Built on the ruins of a Gallo-Roman cemetery, and the tomb of the patron saint of Paris, Saint-Denis, work began on it in the 5th century. Saint-Denis had an interesting martyrdom – beaten, thrown to the lions, crucified and then beheaded, he wouldn’t give up. He picked up his head, carried it to this spot and finally died.
The core of the basilica was built here in 775, to house the relics of Saint-Denis and other martyrs. In the 8th century it became one of the most powerful Benedictine monasteries in medieval Europe. Beginning around 1100, the extremely intelligent and forward-thinking Abbot Suger began to transform it into a masterpiece of Gothic architecture that it is today. Fighting hard against the religious asceticism then in fashion, he sought to build an edifice that would awe the parishioners, royal and common alike. His greatest accomplishment was the “rose window,” the first truly stained-glass window to decorate a church. Prior to this, colored windows had been merely pieces of painted glass. Suger imported artisans who had the skill to introduce various oxides in glass while still molten to create the various colors, and then to build windows out that material. Dedicated in 1144 by King Henry VII and his queen, Eleanor of Aquitaine, Suger’s work forever changed the nature of cathedrals. The attending Bishops went back to their Sees and rebuilt the lot.
Due to Suger’s incredible work, the church became the necropolis for the Kings and Queens of France. Eternally resting there today are 42 kings, 32 queens, 63 royal children and 10 great men of France. King Dagobert (to 637) was the first, and with only 3 exceptions, all the other kings remains are represented. Their eternal sleep though was not without interruption- during the Revolution mobs broke into the crypts, removed all the remains and threw them into a lime pit. Following the restoration of the monarchy in the 19th century, those bones that could be found were gathered and re-buried.
Quite an amazing church, magnificent but not gaudy, crowned all the way around by magnificent stained-glass windows. Rows of chairs fill the nave as the church is still used today by Parisians for regular services. On the right side of the nave are small chapels, filled with dozens of life-sized carvings of the kings and queens whose tombs they cover. There are so many that eventually they all blend into one giant short-term memory. Small placards describe who is entombed where.

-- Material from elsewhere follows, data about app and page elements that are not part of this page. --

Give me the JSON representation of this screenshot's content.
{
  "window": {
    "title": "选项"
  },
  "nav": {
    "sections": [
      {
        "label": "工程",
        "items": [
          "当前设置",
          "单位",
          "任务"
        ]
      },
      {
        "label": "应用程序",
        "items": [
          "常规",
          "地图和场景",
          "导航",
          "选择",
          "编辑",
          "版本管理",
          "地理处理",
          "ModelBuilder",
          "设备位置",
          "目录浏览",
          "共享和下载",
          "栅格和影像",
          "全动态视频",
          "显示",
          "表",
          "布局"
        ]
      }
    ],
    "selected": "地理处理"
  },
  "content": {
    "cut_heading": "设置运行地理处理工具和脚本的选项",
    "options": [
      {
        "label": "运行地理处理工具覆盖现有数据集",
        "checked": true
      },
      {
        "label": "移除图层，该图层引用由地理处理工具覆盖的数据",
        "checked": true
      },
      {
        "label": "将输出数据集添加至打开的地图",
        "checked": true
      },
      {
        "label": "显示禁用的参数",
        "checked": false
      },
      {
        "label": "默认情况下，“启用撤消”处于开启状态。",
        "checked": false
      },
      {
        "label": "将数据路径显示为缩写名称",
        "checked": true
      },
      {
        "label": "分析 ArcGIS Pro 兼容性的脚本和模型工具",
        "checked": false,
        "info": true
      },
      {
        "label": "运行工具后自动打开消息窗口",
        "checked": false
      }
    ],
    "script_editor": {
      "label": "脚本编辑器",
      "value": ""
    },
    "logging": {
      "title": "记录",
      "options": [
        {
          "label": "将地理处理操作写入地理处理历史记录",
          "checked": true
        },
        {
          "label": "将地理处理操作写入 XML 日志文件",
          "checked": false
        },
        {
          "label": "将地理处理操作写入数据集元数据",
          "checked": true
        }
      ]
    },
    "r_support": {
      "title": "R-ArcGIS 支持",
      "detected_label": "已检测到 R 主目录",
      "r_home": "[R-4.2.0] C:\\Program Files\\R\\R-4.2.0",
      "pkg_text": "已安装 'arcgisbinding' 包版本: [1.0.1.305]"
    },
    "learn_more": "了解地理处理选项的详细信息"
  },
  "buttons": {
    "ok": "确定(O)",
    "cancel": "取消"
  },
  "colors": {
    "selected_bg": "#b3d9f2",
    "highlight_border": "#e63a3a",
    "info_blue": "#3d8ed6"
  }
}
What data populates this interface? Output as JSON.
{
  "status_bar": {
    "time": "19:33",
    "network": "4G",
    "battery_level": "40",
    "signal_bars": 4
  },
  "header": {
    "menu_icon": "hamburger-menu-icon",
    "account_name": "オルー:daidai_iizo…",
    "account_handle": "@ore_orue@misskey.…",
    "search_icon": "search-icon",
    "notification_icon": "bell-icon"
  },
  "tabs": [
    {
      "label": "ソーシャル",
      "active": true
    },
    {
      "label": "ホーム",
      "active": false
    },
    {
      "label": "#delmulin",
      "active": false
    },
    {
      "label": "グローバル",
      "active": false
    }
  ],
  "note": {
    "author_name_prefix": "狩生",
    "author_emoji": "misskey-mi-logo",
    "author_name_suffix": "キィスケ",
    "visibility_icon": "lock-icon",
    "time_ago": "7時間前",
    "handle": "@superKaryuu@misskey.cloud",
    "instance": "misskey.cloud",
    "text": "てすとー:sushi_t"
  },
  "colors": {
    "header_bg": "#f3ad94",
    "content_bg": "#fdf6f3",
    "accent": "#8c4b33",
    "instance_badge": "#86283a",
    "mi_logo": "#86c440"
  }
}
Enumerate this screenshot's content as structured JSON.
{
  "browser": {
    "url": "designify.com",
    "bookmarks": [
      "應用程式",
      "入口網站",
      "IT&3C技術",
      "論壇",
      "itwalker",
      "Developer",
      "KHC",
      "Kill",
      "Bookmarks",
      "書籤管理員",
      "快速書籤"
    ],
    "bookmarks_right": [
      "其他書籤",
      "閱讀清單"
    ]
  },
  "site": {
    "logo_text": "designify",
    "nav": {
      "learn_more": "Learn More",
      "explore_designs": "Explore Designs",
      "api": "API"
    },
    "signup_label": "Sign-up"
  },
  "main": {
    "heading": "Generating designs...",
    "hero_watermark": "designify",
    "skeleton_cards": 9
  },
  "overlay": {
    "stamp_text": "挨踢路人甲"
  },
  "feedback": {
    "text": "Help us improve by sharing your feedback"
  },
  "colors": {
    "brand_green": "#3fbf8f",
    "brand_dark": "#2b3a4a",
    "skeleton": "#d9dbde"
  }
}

At the back, under the apse is the crypt, home to many more tombs, most not represented by a supine figure but rather an elaborate altar on a wall, or just a simple plaque. This is the most ancient level of the church, held up by short, elaborately carved pillars.
The tombs on the left side are both more modern (and fancier) and more ancient (less fancy.) Here is where you find the resting place of the 7th-12th century kings, alongside a monumental tomb from the 16th century for Henry II and Catherine de Medici. Louis XII and Anne de Bretagne (15th century) are for some reason shown dead, naked and flayed in the tomb but alive and praying on top.
Leaving, we stopped to admire the glasswork one last time and to take a long view front to back of this magnificent monument to the royalty of France.
We came out to a mix of rain and sun and found our way back to the Metro, passing a temporary carousal which provided an interesting contrast to the front of the church. A truly interesting way to spend the morning.